STILL SEARCHING: Ten years after President Bill Clinton announced a national goal of creating an AIDS vaccine within the decade, researchers may be on the threshold of a partially effective vaccine, but complete prevention is still a distant goal. Image: © ISTOCKPHOTO/LISE GAGNE
Ten years ago today, President Bill Clinton announced a national goal to develop an AIDS vaccine within a decade. At that time, the Human Immunodeficiency Virus (HIV) virus that causes AIDS had infected some 25 million people worldwide. Clinton established a research center at the National Institutes of Health (NIH) and pledged to enlist other nations in the effort.
"There are no guarantees," he said in a speech delivered at Morgan State University in Baltimore announcing the initiative. "It will take energy and focus and demand great effort from our greatest minds. But with the strides of recent years, it is no longer a question of whether we can develop an AIDS vaccine, it is simply a question of when."
Infectious disease experts cautioned that the goal was overly optimistic. They were right. A decade later, there is still no vaccine, despite an increasingly organized global effort and the quadrupling of funds committed to it. "We have learned in that period of time how formidable an adversary HIV is," says immunologist Wayne Koff, senior vice president for research and development at the International AIDS Vaccine Initiative (IAVI).
The next two years will reveal whether researchers are on the right track for at least a partially effective vaccine. Three clinical trials are underway to test the effectiveness of coaxing the immune system's disease-killing T cells into attacking the virus more aggressively. Experts say that such a vaccine is unlikely to prevent the HIV infection. But they hope it will weaken the virus enough to delay the complications of AIDS and reduce the need for expensive antiretroviral drugs.
Increased funding and more sophisticated organization have played a key role in getting this far. "By the early to mid- 1990s, the AIDS vaccine effort was relatively moribund," says IAVI president Seth Berkley, who founded the group in 1996. "It's 100 percent a scientific problem. However, without an enabling environment, you can't solve the science."
Global spending for HIV vaccine research increased from $186 million in 1997 to $759 million in 2005, according to the Joint United Nations Program on HIV/AIDS. The IAVI helped move the field forward by establishing research consortia so investigators can more easily coordinate and exchange information. The group partnered with governments and vaccine makers to conduct trials outside of the U.S., which now account for nearly half of the 30-plus trials currently underway. The NIH formed its own HIV vaccine trial network in 2000 to oversee clinical research sites in the U.S., Africa, Asia, the Caribbean and South America.
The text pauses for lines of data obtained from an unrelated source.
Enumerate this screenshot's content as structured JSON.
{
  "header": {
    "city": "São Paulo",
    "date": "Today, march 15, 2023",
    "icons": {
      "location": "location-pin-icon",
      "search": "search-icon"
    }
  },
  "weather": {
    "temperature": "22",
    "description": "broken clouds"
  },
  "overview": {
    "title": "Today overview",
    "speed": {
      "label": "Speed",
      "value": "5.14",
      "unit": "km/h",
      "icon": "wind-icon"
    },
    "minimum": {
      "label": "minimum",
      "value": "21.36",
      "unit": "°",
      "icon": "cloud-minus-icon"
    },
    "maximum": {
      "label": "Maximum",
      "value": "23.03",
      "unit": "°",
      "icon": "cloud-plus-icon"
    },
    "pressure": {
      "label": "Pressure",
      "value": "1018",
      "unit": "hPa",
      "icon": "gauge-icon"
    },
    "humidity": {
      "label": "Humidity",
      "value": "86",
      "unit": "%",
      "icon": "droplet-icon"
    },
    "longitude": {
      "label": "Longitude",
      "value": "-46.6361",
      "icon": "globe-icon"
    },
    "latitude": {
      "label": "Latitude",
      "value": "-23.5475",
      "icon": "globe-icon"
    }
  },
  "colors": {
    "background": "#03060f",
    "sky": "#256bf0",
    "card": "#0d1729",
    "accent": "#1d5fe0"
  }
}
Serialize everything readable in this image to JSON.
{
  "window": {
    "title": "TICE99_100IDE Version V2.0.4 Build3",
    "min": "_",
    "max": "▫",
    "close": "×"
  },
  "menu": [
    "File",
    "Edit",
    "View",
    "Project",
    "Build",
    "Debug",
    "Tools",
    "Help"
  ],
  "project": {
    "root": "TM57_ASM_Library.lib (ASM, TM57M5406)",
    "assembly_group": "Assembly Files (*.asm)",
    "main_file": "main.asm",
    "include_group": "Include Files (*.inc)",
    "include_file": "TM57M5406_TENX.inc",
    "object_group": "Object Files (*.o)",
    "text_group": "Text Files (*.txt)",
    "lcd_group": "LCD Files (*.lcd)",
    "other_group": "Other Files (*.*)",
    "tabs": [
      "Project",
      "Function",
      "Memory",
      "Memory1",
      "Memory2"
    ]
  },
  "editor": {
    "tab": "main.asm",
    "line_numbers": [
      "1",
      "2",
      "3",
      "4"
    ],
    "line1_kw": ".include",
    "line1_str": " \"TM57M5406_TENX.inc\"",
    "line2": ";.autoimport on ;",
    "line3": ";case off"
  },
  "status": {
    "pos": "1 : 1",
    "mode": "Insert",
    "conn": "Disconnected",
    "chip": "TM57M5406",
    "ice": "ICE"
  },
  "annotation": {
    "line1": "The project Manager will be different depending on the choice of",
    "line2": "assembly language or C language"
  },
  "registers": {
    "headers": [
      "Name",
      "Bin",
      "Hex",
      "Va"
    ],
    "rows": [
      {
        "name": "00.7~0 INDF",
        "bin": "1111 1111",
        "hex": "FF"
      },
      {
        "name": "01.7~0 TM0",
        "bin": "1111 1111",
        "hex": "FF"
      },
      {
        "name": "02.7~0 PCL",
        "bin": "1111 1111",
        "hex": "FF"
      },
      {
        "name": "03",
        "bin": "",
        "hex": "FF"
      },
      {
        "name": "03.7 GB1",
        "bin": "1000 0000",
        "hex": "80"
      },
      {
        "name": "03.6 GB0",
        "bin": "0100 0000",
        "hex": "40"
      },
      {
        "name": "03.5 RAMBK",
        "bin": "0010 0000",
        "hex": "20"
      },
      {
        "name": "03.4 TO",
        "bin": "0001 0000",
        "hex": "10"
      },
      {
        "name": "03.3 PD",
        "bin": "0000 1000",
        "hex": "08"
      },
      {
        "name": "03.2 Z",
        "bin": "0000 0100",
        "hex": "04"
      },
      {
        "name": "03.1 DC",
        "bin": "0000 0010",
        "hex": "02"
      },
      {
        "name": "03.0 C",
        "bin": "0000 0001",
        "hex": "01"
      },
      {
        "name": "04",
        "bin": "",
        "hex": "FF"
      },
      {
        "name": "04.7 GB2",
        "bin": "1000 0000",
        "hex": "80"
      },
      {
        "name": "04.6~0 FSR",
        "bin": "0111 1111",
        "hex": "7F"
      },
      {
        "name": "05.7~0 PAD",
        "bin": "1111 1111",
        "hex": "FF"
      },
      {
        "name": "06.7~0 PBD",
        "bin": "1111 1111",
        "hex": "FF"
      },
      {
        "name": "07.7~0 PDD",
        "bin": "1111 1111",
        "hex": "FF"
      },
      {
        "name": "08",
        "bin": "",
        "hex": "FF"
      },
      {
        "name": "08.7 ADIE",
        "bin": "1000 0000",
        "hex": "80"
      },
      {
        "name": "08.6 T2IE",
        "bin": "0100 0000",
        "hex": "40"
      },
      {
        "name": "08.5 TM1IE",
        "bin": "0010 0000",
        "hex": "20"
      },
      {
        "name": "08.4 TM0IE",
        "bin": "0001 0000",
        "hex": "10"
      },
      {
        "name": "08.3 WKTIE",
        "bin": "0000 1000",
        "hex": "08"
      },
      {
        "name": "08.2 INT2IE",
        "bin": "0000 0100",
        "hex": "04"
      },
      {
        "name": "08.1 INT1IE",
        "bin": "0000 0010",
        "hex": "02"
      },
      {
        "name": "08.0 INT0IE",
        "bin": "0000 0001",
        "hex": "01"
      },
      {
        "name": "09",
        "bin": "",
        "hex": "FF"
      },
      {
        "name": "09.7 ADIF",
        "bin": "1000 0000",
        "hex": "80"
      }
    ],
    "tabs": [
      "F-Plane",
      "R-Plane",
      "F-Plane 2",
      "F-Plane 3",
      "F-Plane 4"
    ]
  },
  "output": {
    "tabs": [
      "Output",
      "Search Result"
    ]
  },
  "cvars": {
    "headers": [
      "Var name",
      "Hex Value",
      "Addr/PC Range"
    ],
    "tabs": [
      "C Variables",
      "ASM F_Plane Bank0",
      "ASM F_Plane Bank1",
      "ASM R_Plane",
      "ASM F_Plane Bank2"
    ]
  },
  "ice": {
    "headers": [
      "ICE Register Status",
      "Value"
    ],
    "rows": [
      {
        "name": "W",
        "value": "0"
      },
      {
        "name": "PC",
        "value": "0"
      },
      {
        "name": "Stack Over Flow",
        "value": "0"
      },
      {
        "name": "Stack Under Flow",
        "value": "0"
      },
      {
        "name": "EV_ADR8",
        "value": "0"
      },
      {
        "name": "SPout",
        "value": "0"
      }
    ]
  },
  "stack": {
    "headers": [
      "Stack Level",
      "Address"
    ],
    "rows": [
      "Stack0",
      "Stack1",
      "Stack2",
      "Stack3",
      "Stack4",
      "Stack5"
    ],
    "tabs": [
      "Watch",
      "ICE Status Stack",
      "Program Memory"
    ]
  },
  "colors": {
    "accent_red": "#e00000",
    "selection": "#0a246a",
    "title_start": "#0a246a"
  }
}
The scale of the effort reflects the scientific challenges. In the early 1980s, after identifying the HIV virus as the cause of AIDS, researchers were confident they could come up with a vaccine against it within a few years, says Koff. Vaccines work by exposing the body to the disease-causing agent or a fragment of it, which primes the immune system to produce a flood of antibodies that stick to the infecting organism and block it from entering cells.
HIV infects so-called helper T cells, which regulate the immune response, and slowly destroys them. Researchers rapidly identified the molecule that grants HIV entry into those cells—a surface protein called gp120, which inserts itself into CD4 receptor molecules on the helper cells.
Early tests of a gp120 vaccine looked promising, but optimism faded by the early 1990s as researchers learned the vaccine only worked against strains of HIV that had adapted to conditions in the laboratory. In 2003 results finally came in from a phase III clinical trial of a gp120 vaccine manufactured by VaxGen: It failed to prevent infections or reduce the number of virus particles circulating in the blood.
By then, HIV researchers had turned to the idea of energizing killer T cells by injecting DNA-encoding genes from circulating strains of the virus. This approach entails using a partially disabled, non-HIV virus to infect and deliver the HIV DNA to the cells that the delivery virus would normally infect. This stimulates the cells to produce the corresponding HIV proteins and display them on their surfaces to attract helper and killer T cells.